* **EXERCISE GOAL**:
For the records below, give the number of lines in which "Réussite" appears, and add nothing else.
* * * * *
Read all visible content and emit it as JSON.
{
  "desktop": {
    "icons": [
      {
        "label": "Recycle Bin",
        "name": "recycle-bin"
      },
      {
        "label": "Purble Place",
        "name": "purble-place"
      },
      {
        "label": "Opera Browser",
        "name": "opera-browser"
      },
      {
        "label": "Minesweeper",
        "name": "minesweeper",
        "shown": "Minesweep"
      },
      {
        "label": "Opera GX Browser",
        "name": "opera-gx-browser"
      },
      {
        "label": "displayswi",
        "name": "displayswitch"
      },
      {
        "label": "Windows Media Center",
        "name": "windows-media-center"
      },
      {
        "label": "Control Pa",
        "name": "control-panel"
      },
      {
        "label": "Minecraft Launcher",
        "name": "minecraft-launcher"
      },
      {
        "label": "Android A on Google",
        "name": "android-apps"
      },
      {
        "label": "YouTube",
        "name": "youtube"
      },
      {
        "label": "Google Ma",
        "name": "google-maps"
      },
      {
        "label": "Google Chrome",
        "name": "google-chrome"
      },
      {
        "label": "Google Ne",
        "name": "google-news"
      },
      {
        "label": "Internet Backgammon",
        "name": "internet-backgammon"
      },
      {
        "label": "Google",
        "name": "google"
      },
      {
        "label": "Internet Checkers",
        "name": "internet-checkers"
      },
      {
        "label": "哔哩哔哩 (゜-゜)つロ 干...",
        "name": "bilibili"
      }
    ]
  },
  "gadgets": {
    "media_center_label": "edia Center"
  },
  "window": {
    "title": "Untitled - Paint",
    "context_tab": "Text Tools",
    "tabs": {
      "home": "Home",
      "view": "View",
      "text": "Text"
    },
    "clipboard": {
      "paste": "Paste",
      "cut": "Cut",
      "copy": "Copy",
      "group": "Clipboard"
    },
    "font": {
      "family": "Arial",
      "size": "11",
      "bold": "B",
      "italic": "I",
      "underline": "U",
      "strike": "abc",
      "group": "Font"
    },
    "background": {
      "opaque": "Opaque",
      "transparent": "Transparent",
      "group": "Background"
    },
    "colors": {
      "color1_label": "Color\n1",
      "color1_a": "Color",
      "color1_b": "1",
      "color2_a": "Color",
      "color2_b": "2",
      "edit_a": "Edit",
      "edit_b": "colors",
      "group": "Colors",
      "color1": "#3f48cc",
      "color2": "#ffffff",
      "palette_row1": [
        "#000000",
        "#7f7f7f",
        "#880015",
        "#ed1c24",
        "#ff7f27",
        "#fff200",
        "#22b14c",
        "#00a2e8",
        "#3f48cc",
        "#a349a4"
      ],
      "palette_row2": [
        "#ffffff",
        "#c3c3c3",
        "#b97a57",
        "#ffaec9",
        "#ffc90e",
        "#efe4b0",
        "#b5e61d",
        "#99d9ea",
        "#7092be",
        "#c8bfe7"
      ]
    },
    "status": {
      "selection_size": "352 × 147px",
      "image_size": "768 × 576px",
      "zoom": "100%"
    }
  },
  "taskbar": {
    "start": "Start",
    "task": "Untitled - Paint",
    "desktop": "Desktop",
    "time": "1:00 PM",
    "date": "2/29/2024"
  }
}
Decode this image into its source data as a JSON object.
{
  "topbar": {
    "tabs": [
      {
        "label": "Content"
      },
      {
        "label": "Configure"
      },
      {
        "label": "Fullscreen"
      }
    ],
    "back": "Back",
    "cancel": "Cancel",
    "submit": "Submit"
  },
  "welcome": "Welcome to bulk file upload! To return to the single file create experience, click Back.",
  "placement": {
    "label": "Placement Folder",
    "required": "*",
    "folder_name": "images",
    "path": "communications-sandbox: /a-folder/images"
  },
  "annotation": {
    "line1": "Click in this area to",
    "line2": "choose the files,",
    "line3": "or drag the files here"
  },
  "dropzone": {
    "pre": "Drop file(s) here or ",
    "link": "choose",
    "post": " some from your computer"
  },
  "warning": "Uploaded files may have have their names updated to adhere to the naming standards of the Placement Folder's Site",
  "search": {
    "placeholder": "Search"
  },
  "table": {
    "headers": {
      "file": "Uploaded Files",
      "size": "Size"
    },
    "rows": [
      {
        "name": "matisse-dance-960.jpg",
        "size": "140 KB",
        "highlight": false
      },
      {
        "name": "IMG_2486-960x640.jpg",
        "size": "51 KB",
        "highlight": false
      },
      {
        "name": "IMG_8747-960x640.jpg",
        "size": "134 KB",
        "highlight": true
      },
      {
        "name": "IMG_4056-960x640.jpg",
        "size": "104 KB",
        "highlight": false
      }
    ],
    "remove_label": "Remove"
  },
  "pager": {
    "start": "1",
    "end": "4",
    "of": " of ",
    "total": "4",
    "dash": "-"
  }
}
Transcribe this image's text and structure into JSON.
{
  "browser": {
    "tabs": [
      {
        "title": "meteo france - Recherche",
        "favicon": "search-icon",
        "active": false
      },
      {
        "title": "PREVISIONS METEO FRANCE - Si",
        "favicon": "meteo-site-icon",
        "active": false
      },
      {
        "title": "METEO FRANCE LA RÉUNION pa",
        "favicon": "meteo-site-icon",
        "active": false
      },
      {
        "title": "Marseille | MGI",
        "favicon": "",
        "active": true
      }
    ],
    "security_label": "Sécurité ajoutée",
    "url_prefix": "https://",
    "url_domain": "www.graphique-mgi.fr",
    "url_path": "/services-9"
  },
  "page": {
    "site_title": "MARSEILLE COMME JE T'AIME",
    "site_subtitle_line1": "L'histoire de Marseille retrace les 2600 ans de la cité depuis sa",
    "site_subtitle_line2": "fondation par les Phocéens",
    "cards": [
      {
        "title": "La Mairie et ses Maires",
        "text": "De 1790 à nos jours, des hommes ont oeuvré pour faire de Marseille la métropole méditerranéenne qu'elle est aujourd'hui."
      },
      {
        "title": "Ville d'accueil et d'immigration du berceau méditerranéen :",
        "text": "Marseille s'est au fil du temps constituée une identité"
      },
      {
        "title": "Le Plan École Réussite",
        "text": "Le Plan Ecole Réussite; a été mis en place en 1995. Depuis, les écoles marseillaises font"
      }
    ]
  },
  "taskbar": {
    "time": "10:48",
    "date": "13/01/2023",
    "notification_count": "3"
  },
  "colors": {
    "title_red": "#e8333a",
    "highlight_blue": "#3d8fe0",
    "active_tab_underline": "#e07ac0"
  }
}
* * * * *
* **ANSWER TO THE EXERCISE**:
2